“So the plan was on. They were going to go out early Monday morning, go get set up, and wait and see if he would give them a chance to see what he looked like. My job was to stay home with my 3-year-old grandson and wait for the phone to ring.
“Well, we waited and we waited, thinking this was going to go fast, and soon the phone rang at 2:05 in the afternoon. It was all over.
“My newest grandson, Charlie Matthew Hourscht, was born. A new generation of deer hunters. A trophy in my eyes.
“Deer hunting is not always about the biggest deer, the longest shot or how many got away but also about family, special events and memories that will last a lifetime. I didn’t even take my gun out of the case this year but can’t wait for the years to come when I can share this yearly event with my newest member of my family.”
Finding a mystery
Arlen Wirkus says he’s not a religious man, but he found himself looking toward the sky last week while trying to find a wounded deer north of Erskine, Minn.
Wirkus, of East Grand Forks, said the deer wasn’t a trophy, but his daughter, Shayna, 18, had shot the “button buck” late the previous afternoon. It fell after she shot, Wirkus said, but it got up and ran into the buck brush.
They looked for the deer until well after dark without success, he said.
Shayna, who attends UND, couldn’t hunt the next day, but Wirkus and hunting buddy Ken “Spook” Aase of Grand Forks returned to the area in the morning trying to find the deer.
(It’s tempting to ask how a guy gets the nickname “Spook” but it’s not really relevant to this story. Aase has had the name forever, Wirkus said.)
There was no snow on the ground for following tracks or spots of blood, and they were about to give up the search, Wirkus recalls, when he spotted a white weasel running through the brush. He turned around and noticed another spot of white.
Turns out it was the splotch of white from below the deer’s chin. The deer was covered with grass, Wirkus said, as if something had taken a bale of hay and thrown it over the top of it.
“I took off all the grass, and I’ll be damned if it wasn’t laying there,” he said. “Both of us, my friend and I, had walked by it twice within about 3 feet. I just happened to see the white patch.”
Wirkus said he’d heard mountain lions will stash their prey by covering it with grass or brush if they’re not hungry.
Which, of course, got him to wondering: Could it be?
“I’m glad I had somebody with me because other guys would think I’m so full of BS it’s coming out my ears,” Wirkus said. “We just stood there for a minute, and I said, ‘Spook, have you ever seen anything like this?’

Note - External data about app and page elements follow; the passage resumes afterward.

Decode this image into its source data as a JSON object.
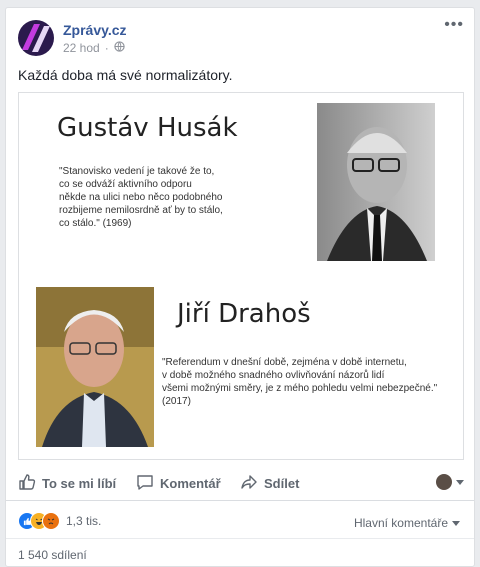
{
  "post": {
    "page_name": "Zprávy.cz",
    "time": "22 hod",
    "text": "Každá doba má své normalizátory."
  },
  "image": {
    "person1": {
      "name": "Gustáv Husák",
      "quote": "\"Stanovisko vedení je takové že to,\nco se odváží aktivního odporu\nněkde na ulici nebo něco podobného\nrozbijeme nemilosrdně ať by to stálo,\nco stálo.\" (1969)"
    },
    "person2": {
      "name": "Jiří Drahoš",
      "quote": "\"Referendum v dnešní době, zejména v době internetu,\nv době možného snadného ovlivňování názorů lidí\nvšemi možnými směry, je z mého pohledu velmi nebezpečné.\"\n(2017)"
    }
  },
  "actions": {
    "like": "To se mi líbí",
    "comment": "Komentář",
    "share": "Sdílet"
  },
  "stats": {
    "reactions_count": "1,3 tis.",
    "sort_label": "Hlavní komentáře",
    "shares": "1 540 sdílení"
  },
  "colors": {
    "link": "#365899",
    "like_blue": "#1877f2",
    "haha_yellow": "#f7b125",
    "angry_red": "#e9710f"
  }
}
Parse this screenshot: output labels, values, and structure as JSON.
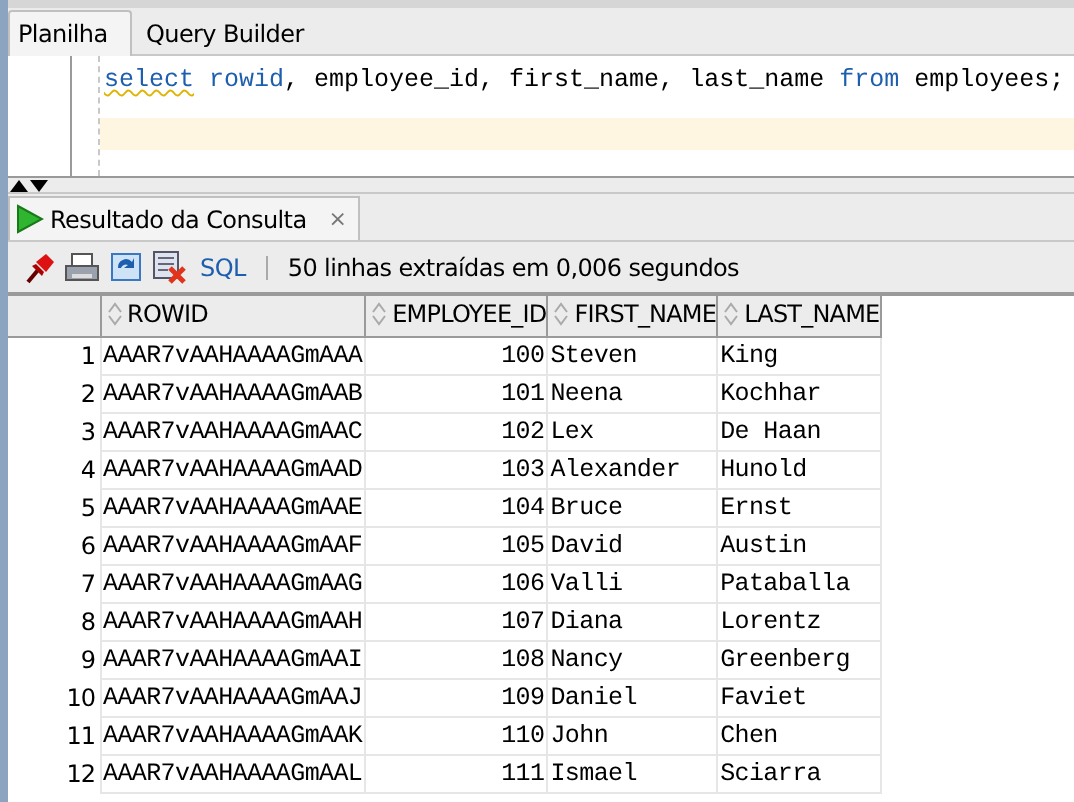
{
  "editor_tabs": [
    {
      "label": "Planilha",
      "selected": true
    },
    {
      "label": "Query Builder",
      "selected": false
    }
  ],
  "sql": [
    {
      "text": "select",
      "kind": "keyword",
      "flagged": true
    },
    {
      "text": " rowid",
      "kind": "keyword",
      "flagged": false
    },
    {
      "text": ", employee_id, first_name, last_name ",
      "kind": "text",
      "flagged": false
    },
    {
      "text": "from",
      "kind": "keyword",
      "flagged": false
    },
    {
      "text": " employees;",
      "kind": "text",
      "flagged": false
    }
  ],
  "result_tab": {
    "label": "Resultado da Consulta",
    "close": "×"
  },
  "toolbar": {
    "sql_link": "SQL",
    "status": "50 linhas extraídas em 0,006 segundos"
  },
  "table": {
    "columns": [
      "",
      "ROWID",
      "EMPLOYEE_ID",
      "FIRST_NAME",
      "LAST_NAME"
    ],
    "rows": [
      [
        "1",
        "AAAR7vAAHAAAAGmAAA",
        "100",
        "Steven",
        "King"
      ],
      [
        "2",
        "AAAR7vAAHAAAAGmAAB",
        "101",
        "Neena",
        "Kochhar"
      ],
      [
        "3",
        "AAAR7vAAHAAAAGmAAC",
        "102",
        "Lex",
        "De Haan"
      ],
      [
        "4",
        "AAAR7vAAHAAAAGmAAD",
        "103",
        "Alexander",
        "Hunold"
      ],
      [
        "5",
        "AAAR7vAAHAAAAGmAAE",
        "104",
        "Bruce",
        "Ernst"
      ],
      [
        "6",
        "AAAR7vAAHAAAAGmAAF",
        "105",
        "David",
        "Austin"
      ],
      [
        "7",
        "AAAR7vAAHAAAAGmAAG",
        "106",
        "Valli",
        "Pataballa"
      ],
      [
        "8",
        "AAAR7vAAHAAAAGmAAH",
        "107",
        "Diana",
        "Lorentz"
      ],
      [
        "9",
        "AAAR7vAAHAAAAGmAAI",
        "108",
        "Nancy",
        "Greenberg"
      ],
      [
        "10",
        "AAAR7vAAHAAAAGmAAJ",
        "109",
        "Daniel",
        "Faviet"
      ],
      [
        "11",
        "AAAR7vAAHAAAAGmAAK",
        "110",
        "John",
        "Chen"
      ],
      [
        "12",
        "AAAR7vAAHAAAAGmAAL",
        "111",
        "Ismael",
        "Sciarra"
      ]
    ]
  }
}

“I said, ‘It’s either a bigfoot or aliens or something. Let’s get that thing gutted and get out of here.’”
John Erb, a furbearer research biologist for the Department of Natural Resources, said a cougar could have covered the dead deer with grass but more likely it was a bobcat.
He suggested that Wirkus return to the site, cover the carcass with grass after removing the meat and place a trail camera at the site.

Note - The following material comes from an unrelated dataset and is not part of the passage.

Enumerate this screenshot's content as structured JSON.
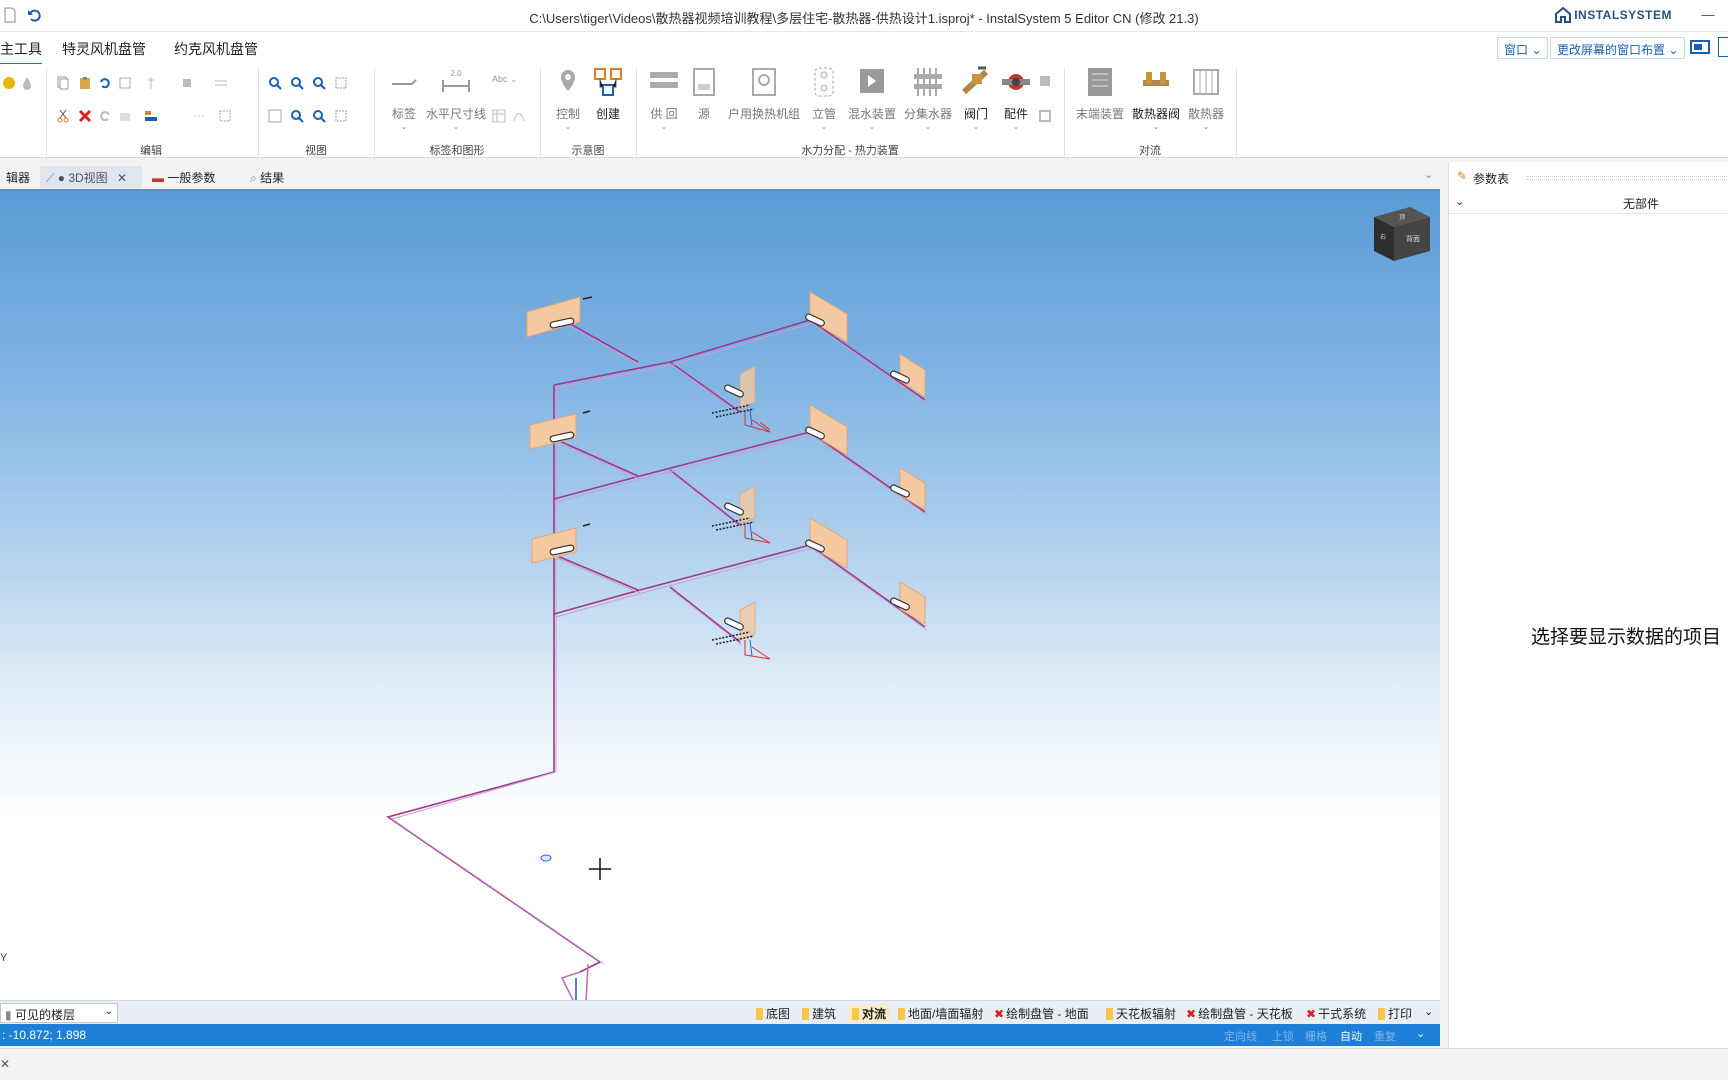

“I had one of these last winter, and I went out and placed a trail camera on the site,” Erb said. “Right away that night (and for the next several days), I had hundreds of pictures of a bobcat coming back. But cougars absolutely can do this, as well.”
Wirkus says he’s going to follow Erb’s suggestion. But regardless of what the trail camera produces, his daughter’s first deer comes with quite a story. They were able to find the deer and field-dress it before the meat spoiled, he said, and there were no signs of claw marks or other injuries, beyond the bullet wounds.
“She had the biggest smile I’ve ever seen on her face,” Wirkus said of his daughter. “She was a pretty happy camper.”
Dokken reports on outdoors. Call him at (701) 780-1148; (800) 477-6572, ext. 1148; or send email to firstname.lastname@example.org.